**What the exercise asks:**
What lines of the data below hold "screenshot"? Show them.

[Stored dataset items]

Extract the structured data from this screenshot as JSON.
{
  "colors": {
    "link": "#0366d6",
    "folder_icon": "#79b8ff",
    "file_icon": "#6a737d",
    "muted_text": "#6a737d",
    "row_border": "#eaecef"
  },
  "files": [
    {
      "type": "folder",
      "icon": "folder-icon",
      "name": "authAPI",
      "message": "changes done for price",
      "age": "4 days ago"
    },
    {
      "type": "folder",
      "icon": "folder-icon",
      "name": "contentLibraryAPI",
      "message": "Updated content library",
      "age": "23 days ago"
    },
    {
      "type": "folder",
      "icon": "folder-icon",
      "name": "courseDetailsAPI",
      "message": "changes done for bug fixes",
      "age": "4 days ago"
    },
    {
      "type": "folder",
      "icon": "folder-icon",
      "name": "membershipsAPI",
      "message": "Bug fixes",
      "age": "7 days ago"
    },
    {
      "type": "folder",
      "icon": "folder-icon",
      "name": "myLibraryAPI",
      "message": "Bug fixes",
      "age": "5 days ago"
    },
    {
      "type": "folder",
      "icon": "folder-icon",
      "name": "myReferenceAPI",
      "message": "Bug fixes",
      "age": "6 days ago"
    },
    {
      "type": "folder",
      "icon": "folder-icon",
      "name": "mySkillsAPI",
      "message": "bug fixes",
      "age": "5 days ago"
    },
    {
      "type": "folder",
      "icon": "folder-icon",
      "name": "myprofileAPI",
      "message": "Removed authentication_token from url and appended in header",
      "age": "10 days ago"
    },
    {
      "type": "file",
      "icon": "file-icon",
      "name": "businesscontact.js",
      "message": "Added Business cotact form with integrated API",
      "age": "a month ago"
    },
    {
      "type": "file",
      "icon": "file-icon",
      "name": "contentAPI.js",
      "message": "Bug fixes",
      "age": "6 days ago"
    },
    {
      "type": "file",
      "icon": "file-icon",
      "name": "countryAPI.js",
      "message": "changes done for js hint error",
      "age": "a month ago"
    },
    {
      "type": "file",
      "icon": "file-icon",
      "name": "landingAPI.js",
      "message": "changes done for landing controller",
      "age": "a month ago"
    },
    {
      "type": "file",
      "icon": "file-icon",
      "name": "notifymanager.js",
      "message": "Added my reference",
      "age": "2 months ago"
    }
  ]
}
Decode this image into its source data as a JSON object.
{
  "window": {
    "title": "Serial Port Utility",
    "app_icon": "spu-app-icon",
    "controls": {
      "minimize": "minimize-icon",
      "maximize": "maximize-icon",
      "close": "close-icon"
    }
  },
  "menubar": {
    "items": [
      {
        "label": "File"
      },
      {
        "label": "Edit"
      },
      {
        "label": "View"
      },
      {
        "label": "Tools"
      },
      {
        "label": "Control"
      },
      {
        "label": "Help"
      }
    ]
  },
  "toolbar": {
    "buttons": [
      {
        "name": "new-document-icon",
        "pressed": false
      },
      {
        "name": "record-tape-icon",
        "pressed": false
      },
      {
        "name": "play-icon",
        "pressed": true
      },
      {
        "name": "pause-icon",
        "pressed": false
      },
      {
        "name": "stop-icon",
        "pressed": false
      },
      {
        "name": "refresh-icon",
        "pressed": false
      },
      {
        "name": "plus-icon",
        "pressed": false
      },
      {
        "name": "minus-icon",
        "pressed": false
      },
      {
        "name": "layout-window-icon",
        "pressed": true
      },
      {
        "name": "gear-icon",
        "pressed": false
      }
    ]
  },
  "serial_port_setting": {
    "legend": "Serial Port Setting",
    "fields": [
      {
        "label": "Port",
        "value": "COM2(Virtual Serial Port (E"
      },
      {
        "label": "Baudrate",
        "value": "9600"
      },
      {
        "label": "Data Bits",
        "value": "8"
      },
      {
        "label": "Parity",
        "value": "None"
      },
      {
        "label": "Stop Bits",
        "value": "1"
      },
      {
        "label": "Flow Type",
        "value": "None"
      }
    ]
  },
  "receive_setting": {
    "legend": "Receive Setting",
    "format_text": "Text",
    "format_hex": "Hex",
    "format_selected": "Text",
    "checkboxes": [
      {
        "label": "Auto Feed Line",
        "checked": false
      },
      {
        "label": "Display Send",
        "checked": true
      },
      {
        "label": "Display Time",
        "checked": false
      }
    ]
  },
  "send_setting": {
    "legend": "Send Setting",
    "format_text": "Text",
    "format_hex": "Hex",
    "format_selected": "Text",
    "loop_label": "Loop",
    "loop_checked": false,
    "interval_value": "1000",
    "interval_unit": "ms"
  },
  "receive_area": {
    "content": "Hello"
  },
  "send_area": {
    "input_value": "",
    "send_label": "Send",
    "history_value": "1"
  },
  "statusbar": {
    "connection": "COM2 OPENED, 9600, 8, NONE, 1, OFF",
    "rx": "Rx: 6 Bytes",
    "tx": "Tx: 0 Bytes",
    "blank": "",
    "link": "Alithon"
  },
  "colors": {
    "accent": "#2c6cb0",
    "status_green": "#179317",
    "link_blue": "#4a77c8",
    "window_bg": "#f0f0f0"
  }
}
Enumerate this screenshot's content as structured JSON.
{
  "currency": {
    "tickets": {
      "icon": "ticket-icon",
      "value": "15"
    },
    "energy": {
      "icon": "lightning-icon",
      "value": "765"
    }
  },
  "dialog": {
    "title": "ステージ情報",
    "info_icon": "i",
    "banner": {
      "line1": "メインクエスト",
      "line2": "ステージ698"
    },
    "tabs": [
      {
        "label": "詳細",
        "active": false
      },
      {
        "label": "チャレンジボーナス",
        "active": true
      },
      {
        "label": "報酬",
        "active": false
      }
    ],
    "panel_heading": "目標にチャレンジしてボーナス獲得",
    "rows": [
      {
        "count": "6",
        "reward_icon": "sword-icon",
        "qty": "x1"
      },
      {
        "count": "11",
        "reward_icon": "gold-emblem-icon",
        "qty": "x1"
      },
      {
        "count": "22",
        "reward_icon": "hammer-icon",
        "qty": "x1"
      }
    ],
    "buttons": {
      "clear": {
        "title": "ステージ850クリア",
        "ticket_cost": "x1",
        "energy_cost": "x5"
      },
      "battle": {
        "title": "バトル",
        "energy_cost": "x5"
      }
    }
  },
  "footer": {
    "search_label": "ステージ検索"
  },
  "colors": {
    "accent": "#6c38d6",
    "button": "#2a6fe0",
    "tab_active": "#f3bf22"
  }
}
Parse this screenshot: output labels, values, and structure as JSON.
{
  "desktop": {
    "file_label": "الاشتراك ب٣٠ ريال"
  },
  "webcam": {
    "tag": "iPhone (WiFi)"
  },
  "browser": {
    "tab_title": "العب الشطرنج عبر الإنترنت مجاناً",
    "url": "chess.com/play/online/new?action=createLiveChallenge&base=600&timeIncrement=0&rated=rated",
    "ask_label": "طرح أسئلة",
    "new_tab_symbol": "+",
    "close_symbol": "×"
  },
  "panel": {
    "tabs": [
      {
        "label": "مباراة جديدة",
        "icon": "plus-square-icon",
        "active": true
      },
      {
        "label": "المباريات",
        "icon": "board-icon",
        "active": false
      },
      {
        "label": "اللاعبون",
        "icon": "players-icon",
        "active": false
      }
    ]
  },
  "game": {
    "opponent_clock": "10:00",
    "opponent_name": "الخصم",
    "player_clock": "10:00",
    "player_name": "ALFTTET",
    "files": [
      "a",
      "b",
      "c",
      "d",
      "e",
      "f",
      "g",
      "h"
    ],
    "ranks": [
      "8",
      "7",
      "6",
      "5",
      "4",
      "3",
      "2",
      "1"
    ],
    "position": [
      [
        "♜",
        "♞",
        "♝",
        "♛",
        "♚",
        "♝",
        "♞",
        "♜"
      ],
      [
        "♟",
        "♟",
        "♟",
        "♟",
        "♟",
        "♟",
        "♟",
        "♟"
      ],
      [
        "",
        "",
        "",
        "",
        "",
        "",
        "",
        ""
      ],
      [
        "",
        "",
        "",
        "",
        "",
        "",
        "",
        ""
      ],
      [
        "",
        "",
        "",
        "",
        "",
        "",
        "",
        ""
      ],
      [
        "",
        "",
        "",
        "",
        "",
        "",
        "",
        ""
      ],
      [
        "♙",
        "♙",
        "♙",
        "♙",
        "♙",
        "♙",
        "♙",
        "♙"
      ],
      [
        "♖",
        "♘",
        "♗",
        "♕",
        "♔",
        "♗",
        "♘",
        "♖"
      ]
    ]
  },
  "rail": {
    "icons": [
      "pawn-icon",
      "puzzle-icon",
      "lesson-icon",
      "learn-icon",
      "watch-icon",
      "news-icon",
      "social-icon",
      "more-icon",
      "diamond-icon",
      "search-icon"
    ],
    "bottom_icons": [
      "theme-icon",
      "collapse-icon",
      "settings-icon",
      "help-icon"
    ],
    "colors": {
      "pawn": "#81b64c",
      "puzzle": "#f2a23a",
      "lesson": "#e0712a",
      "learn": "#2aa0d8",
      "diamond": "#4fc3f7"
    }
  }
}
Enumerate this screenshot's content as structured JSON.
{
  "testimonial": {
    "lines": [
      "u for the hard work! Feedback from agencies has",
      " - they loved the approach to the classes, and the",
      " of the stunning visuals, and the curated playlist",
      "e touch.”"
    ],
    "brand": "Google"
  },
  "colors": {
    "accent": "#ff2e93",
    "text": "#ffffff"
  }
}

**Exercise answer:**
Extract the structured data from this screenshot as JSON.
Enumerate this screenshot's content as structured JSON.
Parse this screenshot: output labels, values, and structure as JSON.
Enumerate this screenshot's content as structured JSON.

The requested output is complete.